Brain Res Bull. 2015 Nov 10 ;120:34-40. Epub 2015 Nov 10. PMID: 26551062
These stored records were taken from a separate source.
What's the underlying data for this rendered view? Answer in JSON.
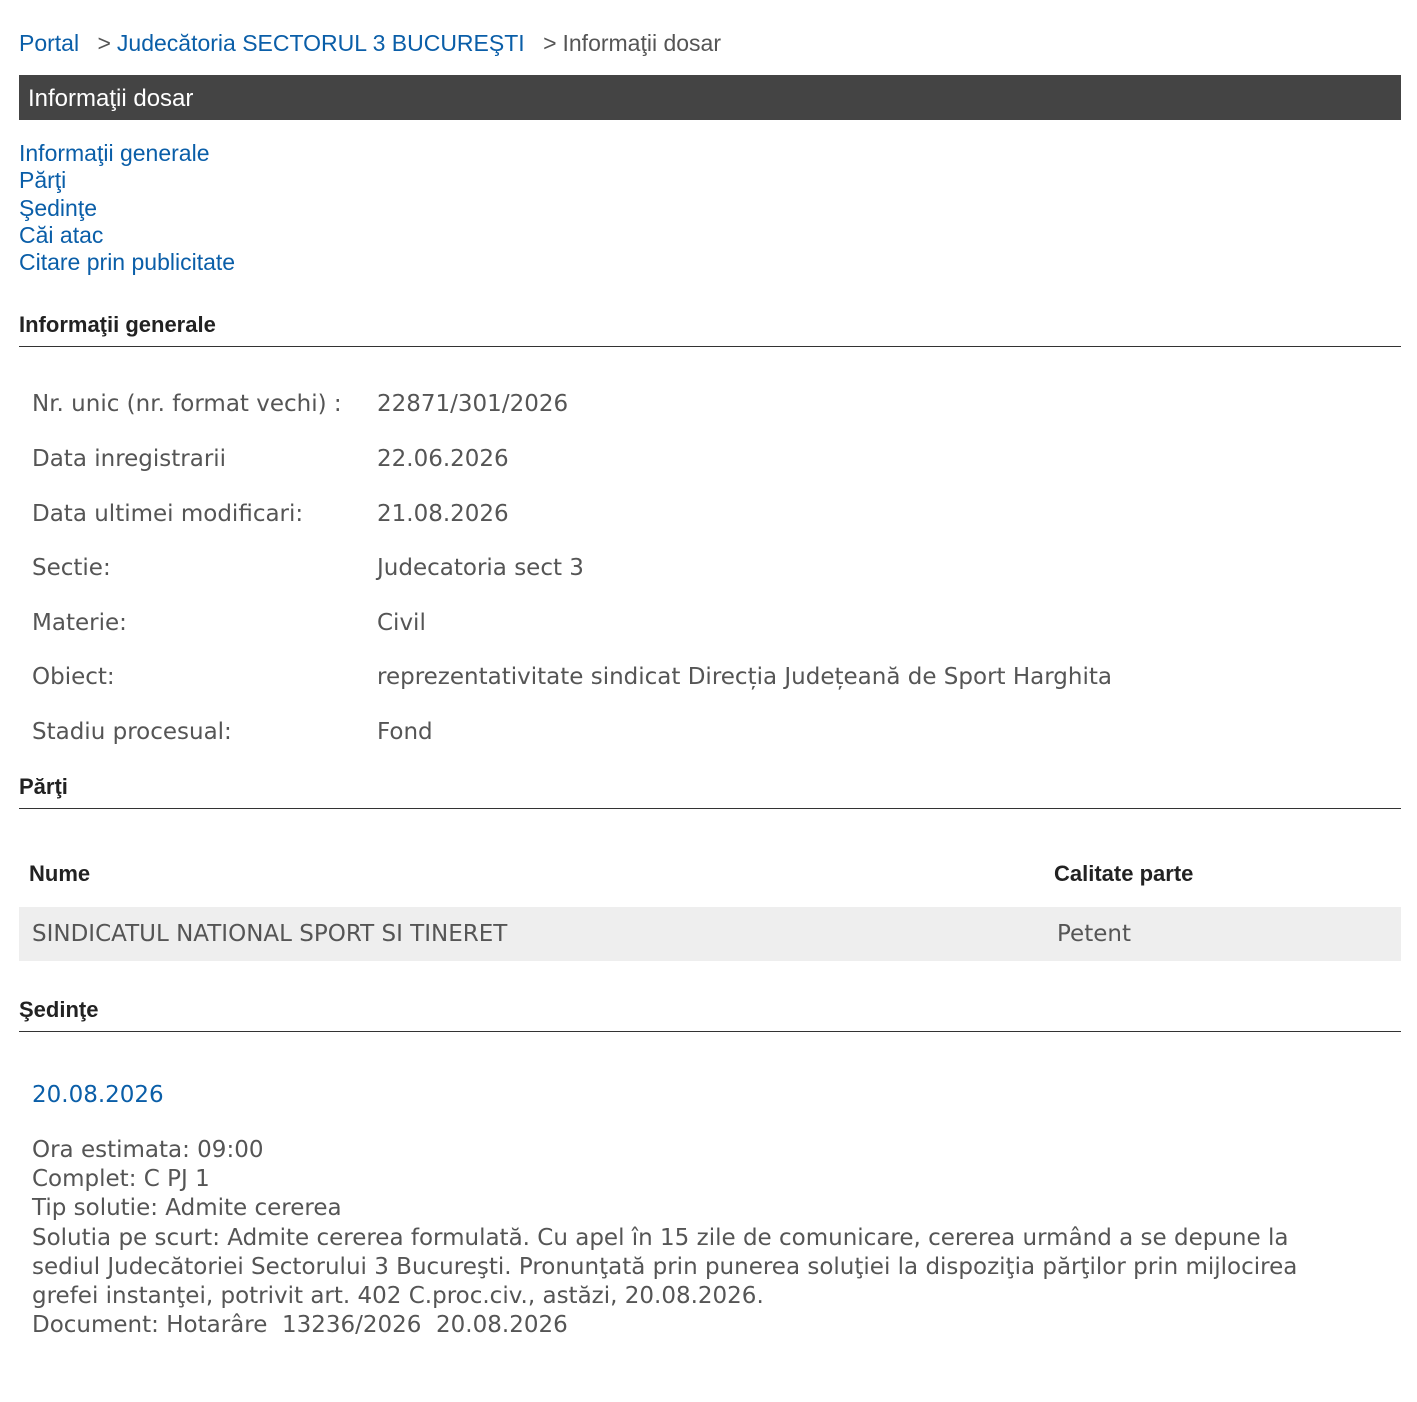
{
  "breadcrumb": {
    "portal": "Portal",
    "court": "Judecătoria SECTORUL 3 BUCUREŞTI",
    "current": "Informaţii dosar",
    "separator": ">"
  },
  "title": "Informaţii dosar",
  "toc": [
    "Informaţii generale",
    "Părţi",
    "Şedinţe",
    "Căi atac",
    "Citare prin publicitate"
  ],
  "general": {
    "heading": "Informaţii generale",
    "rows": [
      {
        "label": "Nr. unic (nr. format vechi) :",
        "value": "22871/301/2026"
      },
      {
        "label": "Data inregistrarii",
        "value": "22.06.2026"
      },
      {
        "label": "Data ultimei modificari:",
        "value": "21.08.2026"
      },
      {
        "label": "Sectie:",
        "value": "Judecatoria sect 3"
      },
      {
        "label": "Materie:",
        "value": "Civil"
      },
      {
        "label": "Obiect:",
        "value": "reprezentativitate sindicat Direcția Județeană de Sport Harghita"
      },
      {
        "label": "Stadiu procesual:",
        "value": "Fond"
      }
    ]
  },
  "parti": {
    "heading": "Părţi",
    "col_name": "Nume",
    "col_role": "Calitate parte",
    "rows": [
      {
        "name": "SINDICATUL NATIONAL SPORT SI TINERET",
        "role": "Petent"
      }
    ]
  },
  "sedinte": {
    "heading": "Şedinţe",
    "date": "20.08.2026",
    "ora": "Ora estimata: 09:00",
    "complet": "Complet: C PJ 1",
    "tip": "Tip solutie: Admite cererea",
    "solutia": "Solutia pe scurt: Admite cererea formulată. Cu apel în 15 zile de comunicare, cererea urmând a se depune la sediul Judecătoriei Sectorului 3 Bucureşti. Pronunţată prin punerea soluţiei la dispoziţia părţilor prin mijlocirea grefei instanţei, potrivit art. 402 C.proc.civ., astăzi, 20.08.2026.",
    "document": "Document: Hotarâre  13236/2026  20.08.2026"
  }
}
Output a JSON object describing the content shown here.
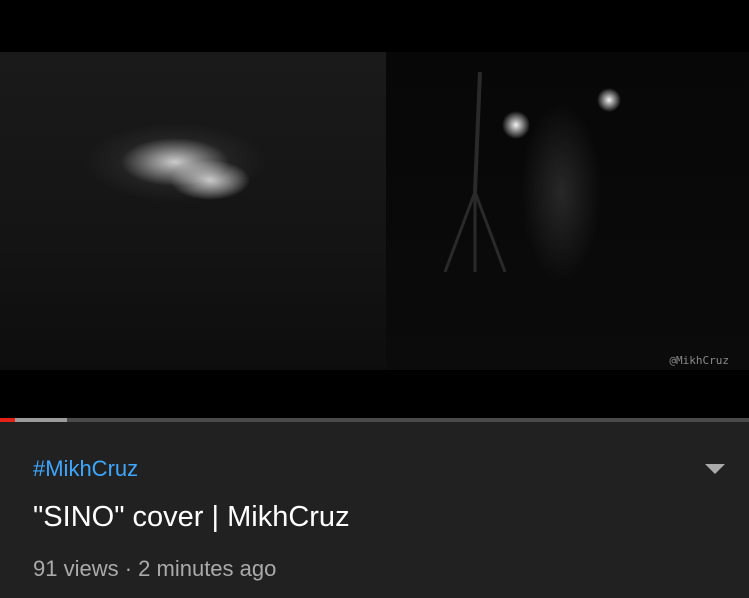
{
  "player": {
    "watermark": "@MikhCruz",
    "progress_fraction": 0.005,
    "buffered_fraction": 0.09
  },
  "video": {
    "hashtag": "#MikhCruz",
    "title": "\"SINO\" cover | MikhCruz",
    "views": "91 views",
    "separator": " · ",
    "age": "2 minutes ago"
  },
  "icons": {
    "expand": "chevron-down-icon"
  },
  "colors": {
    "accent_red": "#e62117",
    "link_blue": "#3ea6ff",
    "background": "#212121"
  }
}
Curcumin (CCM) is a natural polyphenolic compound in Curcuma longa that has been reported to exhibit neuroprotective effects. Subarachnoid hemorrhage (SAH) is a severe neurological disorder with an unsatisfactory prognosis. Oxyhemoglobin (OxyHb) plays an important role in mediating the neurological deficits following SAH. The present study, therefore, aimed to investigate the effect of CCM on primary cortical neurons exposed to OxyHb neurotoxicity. Cortical neurons were exposed to OxyHb at a concentration of 10μM in the presence or absence of 5μM (low dose) or 10μM (high dose) CCM for 24h. Morphological changes in the neurons were observed. Cell viability and lactate dehydrogenase (LDH) release were assayed to determine the extent of cell injury. Additionally, levels of superoxide dismutase (SOD), malondialdehyde (MDA), glutathione peroxidase (GSH-Px), and reactive oxygen species (ROS) were measured. Neuronal apoptosis was assayed via TUNEL staining and protein levels of cleaved caspase-3, Bax, and Bcl-2 were measured by Western blot. Levels of tumor necrosis factor-α (TNF-α), interleukin-1β (IL-1β), and IL-6 were measured using ELISA kits. Our results suggested that CCM at both low and high doses markedly improved cell viability and decreased LDH release. CCM treatment decreased neuronal apoptosis. Additionally, oxidative stress and inflammation induced by OxyHb were alleviated by CCMtreatment. In conclusion, CCM inhibits neuronal apoptosis, and alleviates oxidative stress and inflammation in neurons subjected to OxyHb, suggesting that it may be beneficial in the treatment of brain damage following SAH.